**AIM OF THE EXERCISE**
Search the listing for "kind" and copy every line where it appears.

**DATASET**
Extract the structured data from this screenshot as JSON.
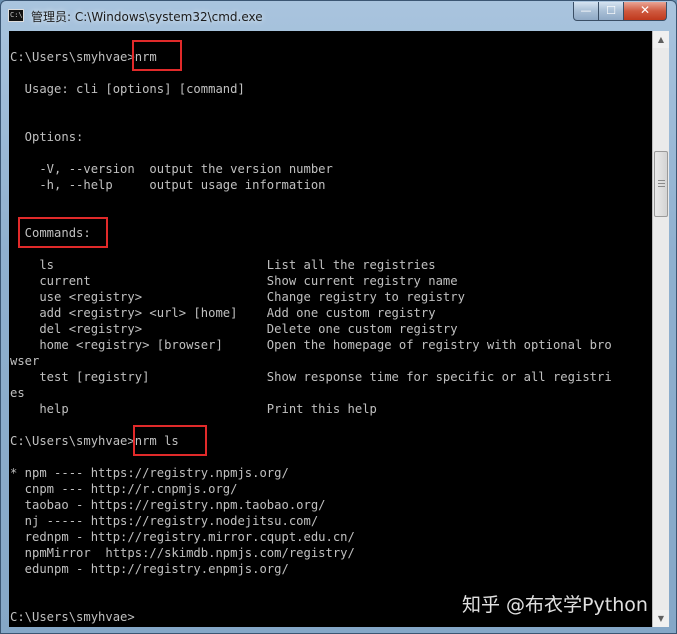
{
  "window": {
    "title": "管理员: C:\\Windows\\system32\\cmd.exe",
    "app_icon_label": "C:\\",
    "minimize_glyph": "—",
    "maximize_glyph": "☐",
    "close_glyph": "✕",
    "icons": {
      "app": "console-icon",
      "minimize": "minimize-icon",
      "maximize": "maximize-icon",
      "close": "close-icon"
    },
    "colors": {
      "console_bg": "#000000",
      "console_text": "#C0C0C0",
      "highlight": "#E12A2A",
      "close_button": "#C7442A"
    }
  },
  "console": {
    "lines": [
      "C:\\Users\\smyhvae>nrm",
      "",
      "  Usage: cli [options] [command]",
      "",
      "",
      "  Options:",
      "",
      "    -V, --version  output the version number",
      "    -h, --help     output usage information",
      "",
      "",
      "  Commands:",
      "",
      "    ls                             List all the registries",
      "    current                        Show current registry name",
      "    use <registry>                 Change registry to registry",
      "    add <registry> <url> [home]    Add one custom registry",
      "    del <registry>                 Delete one custom registry",
      "    home <registry> [browser]      Open the homepage of registry with optional bro",
      "wser",
      "    test [registry]                Show response time for specific or all registri",
      "es",
      "    help                           Print this help",
      "",
      "C:\\Users\\smyhvae>nrm ls",
      "",
      "* npm ---- https://registry.npmjs.org/",
      "  cnpm --- http://r.cnpmjs.org/",
      "  taobao - https://registry.npm.taobao.org/",
      "  nj ----- https://registry.nodejitsu.com/",
      "  rednpm - http://registry.mirror.cqupt.edu.cn/",
      "  npmMirror  https://skimdb.npmjs.com/registry/",
      "  edunpm - http://registry.enpmjs.org/",
      "",
      "",
      "C:\\Users\\smyhvae>"
    ]
  },
  "scrollbar": {
    "up_glyph": "▲",
    "down_glyph": "▼"
  },
  "watermark": {
    "text": "知乎 @布衣学Python"
  }
}
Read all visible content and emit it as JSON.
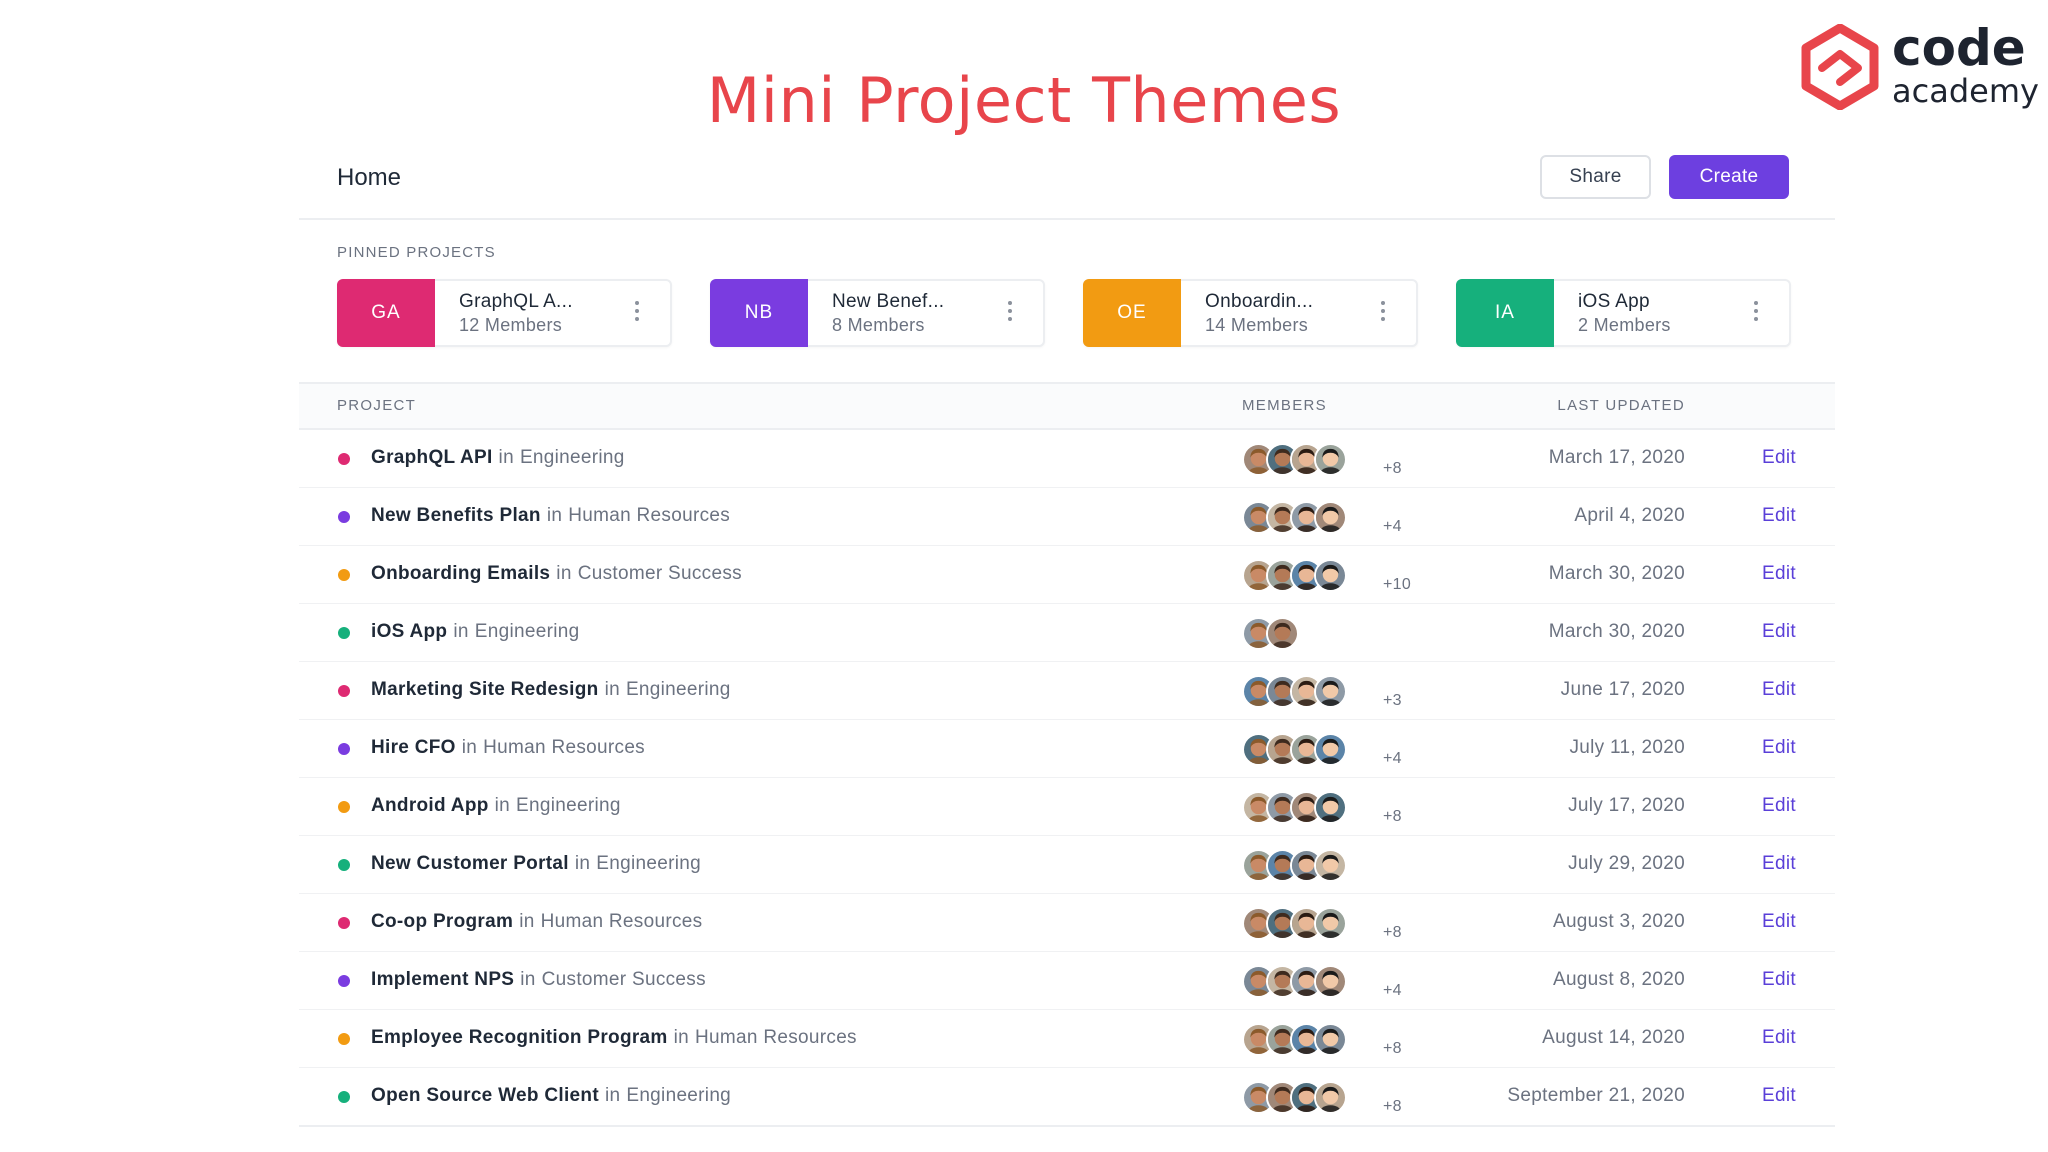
{
  "slide": {
    "title": "Mini Project Themes"
  },
  "logo": {
    "line1": "code",
    "line2": "academy",
    "color": "#e8454b"
  },
  "header": {
    "title": "Home",
    "share_label": "Share",
    "create_label": "Create",
    "accent": "#6d3fe0"
  },
  "pinned": {
    "label": "PINNED PROJECTS",
    "items": [
      {
        "initials": "GA",
        "name": "GraphQL A...",
        "members": "12 Members",
        "color": "#de2a72"
      },
      {
        "initials": "NB",
        "name": "New Benef...",
        "members": "8 Members",
        "color": "#7a3ce0"
      },
      {
        "initials": "OE",
        "name": "Onboardin...",
        "members": "14 Members",
        "color": "#f29b12"
      },
      {
        "initials": "IA",
        "name": "iOS App",
        "members": "2 Members",
        "color": "#16b07c"
      }
    ]
  },
  "table": {
    "headers": {
      "project": "PROJECT",
      "members": "MEMBERS",
      "updated": "LAST UPDATED"
    },
    "edit_label": "Edit",
    "in_word": "in",
    "rows": [
      {
        "name": "GraphQL API",
        "dept": "Engineering",
        "color": "#de2a72",
        "avatars": 4,
        "extra": "+8",
        "date": "March 17, 2020"
      },
      {
        "name": "New Benefits Plan",
        "dept": "Human Resources",
        "color": "#7a3ce0",
        "avatars": 4,
        "extra": "+4",
        "date": "April 4, 2020"
      },
      {
        "name": "Onboarding Emails",
        "dept": "Customer Success",
        "color": "#f29b12",
        "avatars": 4,
        "extra": "+10",
        "date": "March 30, 2020"
      },
      {
        "name": "iOS App",
        "dept": "Engineering",
        "color": "#16b07c",
        "avatars": 2,
        "extra": "",
        "date": "March 30, 2020"
      },
      {
        "name": "Marketing Site Redesign",
        "dept": "Engineering",
        "color": "#de2a72",
        "avatars": 4,
        "extra": "+3",
        "date": "June 17, 2020"
      },
      {
        "name": "Hire CFO",
        "dept": "Human Resources",
        "color": "#7a3ce0",
        "avatars": 4,
        "extra": "+4",
        "date": "July 11, 2020"
      },
      {
        "name": "Android App",
        "dept": "Engineering",
        "color": "#f29b12",
        "avatars": 4,
        "extra": "+8",
        "date": "July 17, 2020"
      },
      {
        "name": "New Customer Portal",
        "dept": "Engineering",
        "color": "#16b07c",
        "avatars": 4,
        "extra": "",
        "date": "July 29, 2020"
      },
      {
        "name": "Co-op Program",
        "dept": "Human Resources",
        "color": "#de2a72",
        "avatars": 4,
        "extra": "+8",
        "date": "August 3, 2020"
      },
      {
        "name": "Implement NPS",
        "dept": "Customer Success",
        "color": "#7a3ce0",
        "avatars": 4,
        "extra": "+4",
        "date": "August 8, 2020"
      },
      {
        "name": "Employee Recognition Program",
        "dept": "Human Resources",
        "color": "#f29b12",
        "avatars": 4,
        "extra": "+8",
        "date": "August 14, 2020"
      },
      {
        "name": "Open Source Web Client",
        "dept": "Engineering",
        "color": "#16b07c",
        "avatars": 4,
        "extra": "+8",
        "date": "September 21, 2020"
      }
    ]
  }
}
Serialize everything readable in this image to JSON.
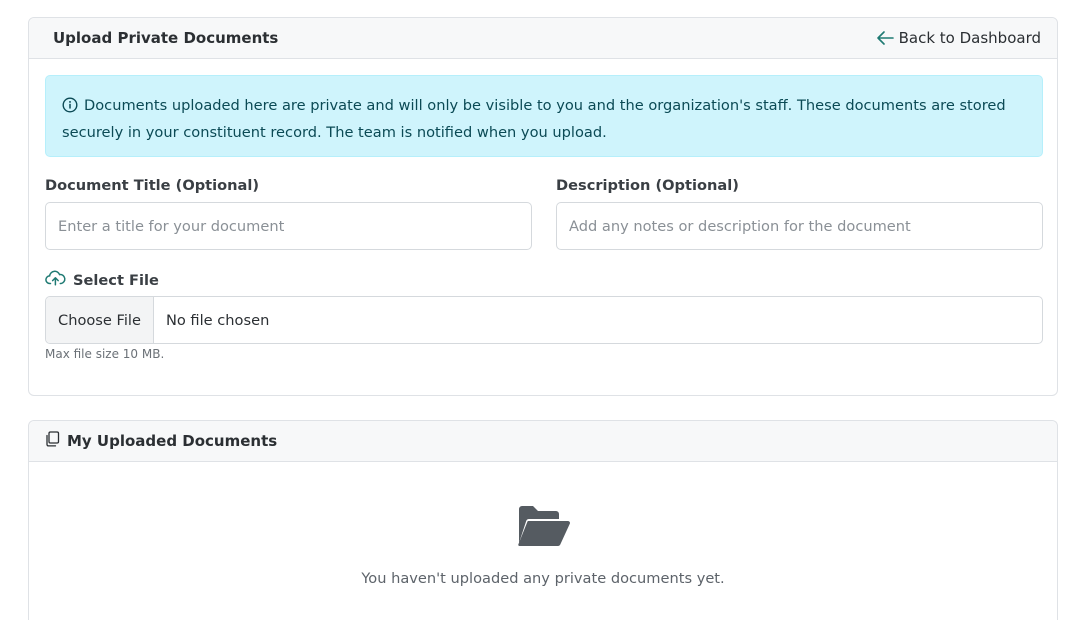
{
  "upload_card": {
    "title": "Upload Private Documents",
    "back_link": "Back to Dashboard",
    "alert_text": "Documents uploaded here are private and will only be visible to you and the organization's staff. These documents are stored securely in your constituent record. The team is notified when you upload.",
    "title_field": {
      "label": "Document Title (Optional)",
      "placeholder": "Enter a title for your document",
      "value": ""
    },
    "description_field": {
      "label": "Description (Optional)",
      "placeholder": "Add any notes or description for the document",
      "value": ""
    },
    "file_field": {
      "label": "Select File",
      "button_label": "Choose File",
      "status": "No file chosen",
      "hint": "Max file size 10 MB."
    }
  },
  "documents_card": {
    "title": "My Uploaded Documents",
    "empty_message": "You haven't uploaded any private documents yet."
  },
  "icons": {
    "back": "arrow-left-icon",
    "info": "info-circle-icon",
    "upload": "cloud-upload-icon",
    "documents": "copy-files-icon",
    "empty": "folder-open-icon"
  },
  "colors": {
    "accent": "#1f7a73",
    "alert_bg": "#cff4fc",
    "alert_text": "#0b4a55",
    "folder": "#555b61"
  }
}
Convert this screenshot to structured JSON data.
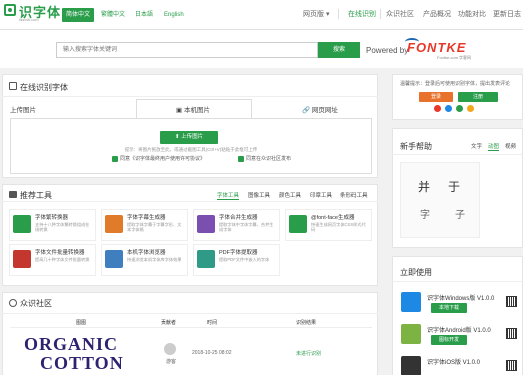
{
  "header": {
    "logo_text": "识字体",
    "logo_sub": "likeziti.com",
    "langs": [
      "简体中文",
      "繁體中文",
      "日本語",
      "English"
    ],
    "nav": [
      "网页版",
      "在线识别",
      "众识社区",
      "产品概况",
      "功能对比",
      "更新日志"
    ],
    "nav_dropdown_glyph": "▾"
  },
  "search": {
    "placeholder": "输入搜索字体关键词",
    "button": "搜索",
    "powered": "Powered by",
    "brand": "FONTKE",
    "brand_sub": "Fontke.com 字客网"
  },
  "recognize": {
    "title": "在线识别字体",
    "tabs": [
      "上传图片",
      "本机图片",
      "网页网址"
    ],
    "upload_button": "上传图片",
    "hint": "提示：将图片拖放至此，或通过截图工具(Ctrl+V)粘贴于此框可上传",
    "check1": "同意《识字体最终用户使用许可协议》",
    "check2": "同意在众识社区发布"
  },
  "tools": {
    "title": "推荐工具",
    "tabs": [
      "字体工具",
      "图像工具",
      "颜色工具",
      "印章工具",
      "条形码工具"
    ],
    "items": [
      {
        "name": "字体繁转换器",
        "desc": "支持十八种字体繁转换组成在线转换",
        "color": "#2a9d4b"
      },
      {
        "name": "字体字幕生成器",
        "desc": "提取字体字幕于字幕字形、文本字体格",
        "color": "#e07b2a"
      },
      {
        "name": "字体合并生成器",
        "desc": "提取字体中字体字幕，合并生成字体",
        "color": "#7a4fb0"
      },
      {
        "name": "@font-face生成器",
        "desc": "快速生成网页字体CSS样式代码",
        "color": "#2a9d4b"
      },
      {
        "name": "字体文件批量转换器",
        "desc": "提高几十种字体文件批量转换",
        "color": "#c4372e"
      },
      {
        "name": "本机字体浏览器",
        "desc": "快速浏览本机字体库字体效果",
        "color": "#3f7fbf"
      },
      {
        "name": "PDF字体提取器",
        "desc": "提取PDF文件中嵌入的字体",
        "color": "#2f9a86"
      }
    ]
  },
  "community": {
    "title": "众识社区",
    "headers": [
      "图图",
      "贡献者",
      "时间",
      "识别结果"
    ],
    "row": {
      "image_line1": "ORGANIC",
      "image_line2": "COTTON",
      "user": "游客",
      "time": "2018-10-25 08:02",
      "result": "未进行识别"
    }
  },
  "login": {
    "text": "温馨提示：登录后可使用识别字体，提出发表评论",
    "login_btn": "登录",
    "register_btn": "注册",
    "social_colors": [
      "#e8382a",
      "#2a9d4b",
      "#1e88e5",
      "#f2a81d"
    ]
  },
  "help": {
    "title": "新手帮助",
    "tabs": [
      "文字",
      "动图",
      "视频"
    ],
    "glyphs": [
      "并",
      "于",
      "字",
      "子"
    ]
  },
  "install": {
    "title": "立即使用",
    "apps": [
      {
        "name": "识字体Windows版 V1.0.0",
        "button": "本地下载",
        "color": "#1e88e5"
      },
      {
        "name": "识字体Android版 V1.0.0",
        "button": "图标开发",
        "color": "#7cb342"
      },
      {
        "name": "识字体iOS版 V1.0.0",
        "button": "",
        "color": "#333333"
      }
    ]
  },
  "colors": {
    "accent": "#2a9d4b",
    "brand_red": "#e8382a"
  }
}
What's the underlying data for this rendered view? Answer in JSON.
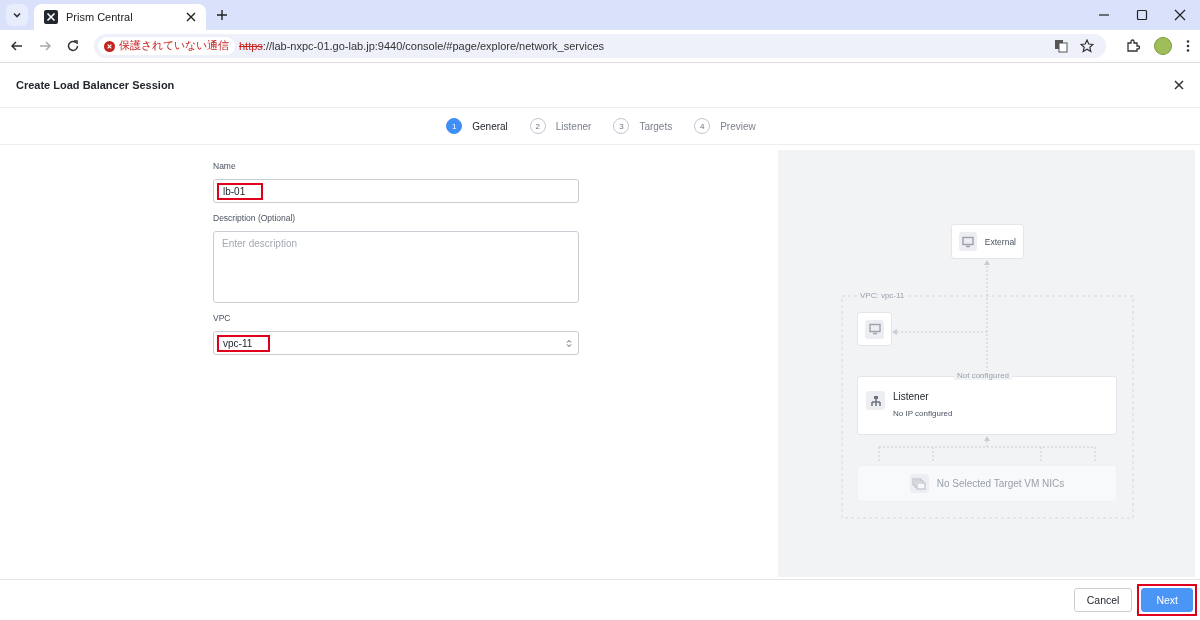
{
  "browser": {
    "tab_title": "Prism Central",
    "security_label": "保護されていない通信",
    "url_scheme": "https",
    "url_rest": "://lab-nxpc-01.go-lab.jp:9440/console/#page/explore/network_services"
  },
  "dialog": {
    "title": "Create Load Balancer Session"
  },
  "steps": [
    {
      "number": "1",
      "label": "General",
      "selected": true
    },
    {
      "number": "2",
      "label": "Listener",
      "selected": false
    },
    {
      "number": "3",
      "label": "Targets",
      "selected": false
    },
    {
      "number": "4",
      "label": "Preview",
      "selected": false
    }
  ],
  "fields": [
    {
      "kind": "text",
      "label": "Name",
      "value": "lb-01",
      "highlighted": true
    },
    {
      "kind": "textarea",
      "label": "Description (Optional)",
      "placeholder": "Enter description",
      "highlighted": false
    },
    {
      "kind": "select",
      "label": "VPC",
      "value": "vpc-11",
      "highlighted": true
    }
  ],
  "diagram": {
    "external": "External",
    "vpc_label": "VPC: vpc-11",
    "listener_status": "Not configured",
    "listener_title": "Listener",
    "listener_subtitle": "No IP configured",
    "targets": "No Selected Target VM NICs"
  },
  "buttons": [
    {
      "label": "Cancel",
      "kind": "secondary",
      "highlighted": false
    },
    {
      "label": "Next",
      "kind": "primary",
      "highlighted": true
    }
  ]
}
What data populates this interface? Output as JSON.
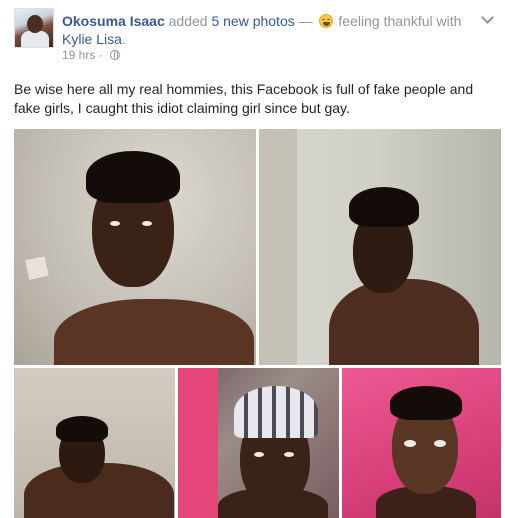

**EXERCISE SOLUTION**
      "kind": "text",
      "kind": "textarea",
      "kind": "select",
      "kind": "secondary",
      "kind": "primary",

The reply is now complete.